ENTRIES SUPPLIED:
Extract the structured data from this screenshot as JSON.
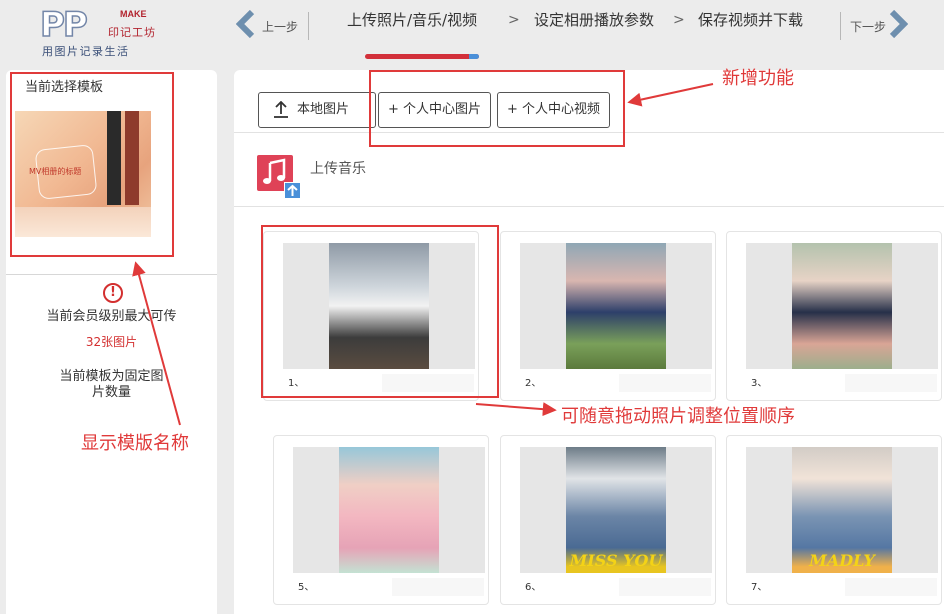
{
  "logo": {
    "letters": "PP",
    "make": "MAKE",
    "brand": "印记工坊",
    "tagline": "用图片记录生活"
  },
  "nav": {
    "prev_label": "上一步",
    "next_label": "下一步",
    "steps": [
      {
        "label": "上传照片/音乐/视频",
        "active": true
      },
      {
        "label": "设定相册播放参数",
        "active": false
      },
      {
        "label": "保存视频并下载",
        "active": false
      }
    ],
    "separator": ">"
  },
  "sidebar": {
    "title": "当前选择模板",
    "template_name": "MV相册的标题",
    "limit_text": "当前会员级别最大可传",
    "limit_value": "32张图片",
    "fixed_text_line1": "当前模板为固定图",
    "fixed_text_line2": "片数量"
  },
  "toolbar": {
    "local_label": "本地图片",
    "photo_label": "+ 个人中心图片",
    "video_label": "+ 个人中心视频"
  },
  "music": {
    "label": "上传音乐"
  },
  "photos": [
    {
      "index": "1、",
      "caption": ""
    },
    {
      "index": "2、",
      "caption": ""
    },
    {
      "index": "3、",
      "caption": ""
    },
    {
      "index": "5、",
      "caption": ""
    },
    {
      "index": "6、",
      "caption": "MISS YOU"
    },
    {
      "index": "7、",
      "caption": "MADLY"
    }
  ],
  "annotations": {
    "new_feature": "新增功能",
    "template_name": "显示模版名称",
    "drag_hint": "可随意拖动照片调整位置顺序"
  },
  "colors": {
    "accent_red": "#d2303a",
    "annotation_red": "#e03a3a",
    "link_blue": "#4a90d9",
    "music_red": "#df4257"
  }
}
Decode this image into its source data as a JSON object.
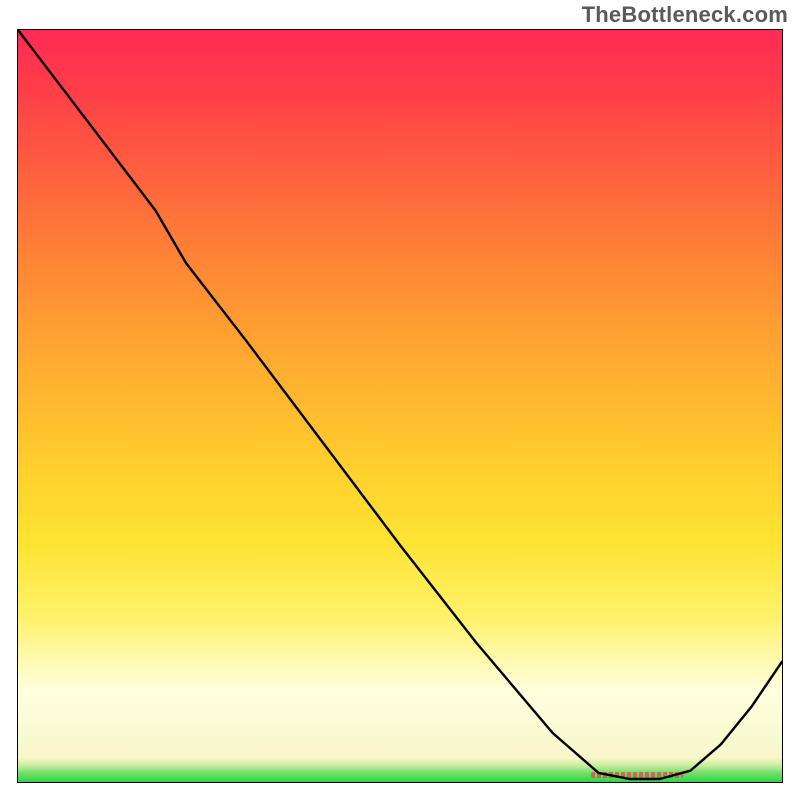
{
  "attribution": "TheBottleneck.com",
  "chart_data": {
    "type": "line",
    "title": "",
    "xlabel": "",
    "ylabel": "",
    "xlim": [
      0,
      100
    ],
    "ylim": [
      0,
      100
    ],
    "x": [
      0,
      6,
      12,
      18,
      22,
      30,
      40,
      50,
      60,
      70,
      76,
      80,
      84,
      88,
      92,
      96,
      100
    ],
    "y": [
      100,
      92,
      84,
      76,
      69,
      58.5,
      45,
      31.5,
      18.5,
      6.5,
      1.2,
      0.4,
      0.4,
      1.5,
      5,
      10,
      16
    ],
    "min_marker": {
      "x_start": 75,
      "x_end": 87,
      "y": 0.5
    },
    "note": "y is percent height from bottom; curve is a qualitative bottleneck curve with knee ~x=22 and valley ~x=80-86"
  }
}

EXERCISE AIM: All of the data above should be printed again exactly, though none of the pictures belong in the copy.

EXPECTED ANSWER:
Extract the structured data from this screenshot as JSON.
{
  "logo": {
    "letters": "PP",
    "make": "MAKE",
    "brand": "印记工坊",
    "tagline": "用图片记录生活"
  },
  "nav": {
    "prev_label": "上一步",
    "next_label": "下一步",
    "steps": [
      {
        "label": "上传照片/音乐/视频",
        "active": true
      },
      {
        "label": "设定相册播放参数",
        "active": false
      },
      {
        "label": "保存视频并下载",
        "active": false
      }
    ],
    "separator": ">"
  },
  "sidebar": {
    "title": "当前选择模板",
    "template_name": "MV相册的标题",
    "limit_text": "当前会员级别最大可传",
    "limit_value": "32张图片",
    "fixed_text_line1": "当前模板为固定图",
    "fixed_text_line2": "片数量"
  },
  "toolbar": {
    "local_label": "本地图片",
    "photo_label": "+ 个人中心图片",
    "video_label": "+ 个人中心视频"
  },
  "music": {
    "label": "上传音乐"
  },
  "photos": [
    {
      "index": "1、",
      "caption": ""
    },
    {
      "index": "2、",
      "caption": ""
    },
    {
      "index": "3、",
      "caption": ""
    },
    {
      "index": "5、",
      "caption": ""
    },
    {
      "index": "6、",
      "caption": "MISS YOU"
    },
    {
      "index": "7、",
      "caption": "MADLY"
    }
  ],
  "annotations": {
    "new_feature": "新增功能",
    "template_name": "显示模版名称",
    "drag_hint": "可随意拖动照片调整位置顺序"
  },
  "colors": {
    "accent_red": "#d2303a",
    "annotation_red": "#e03a3a",
    "link_blue": "#4a90d9",
    "music_red": "#df4257"
  }
}
Decode this image into its source data as a JSON object.
{
  "attribution": "TheBottleneck.com",
  "chart_data": {
    "type": "line",
    "title": "",
    "xlabel": "",
    "ylabel": "",
    "xlim": [
      0,
      100
    ],
    "ylim": [
      0,
      100
    ],
    "x": [
      0,
      6,
      12,
      18,
      22,
      30,
      40,
      50,
      60,
      70,
      76,
      80,
      84,
      88,
      92,
      96,
      100
    ],
    "y": [
      100,
      92,
      84,
      76,
      69,
      58.5,
      45,
      31.5,
      18.5,
      6.5,
      1.2,
      0.4,
      0.4,
      1.5,
      5,
      10,
      16
    ],
    "min_marker": {
      "x_start": 75,
      "x_end": 87,
      "y": 0.5
    },
    "note": "y is percent height from bottom; curve is a qualitative bottleneck curve with knee ~x=22 and valley ~x=80-86"
  }
}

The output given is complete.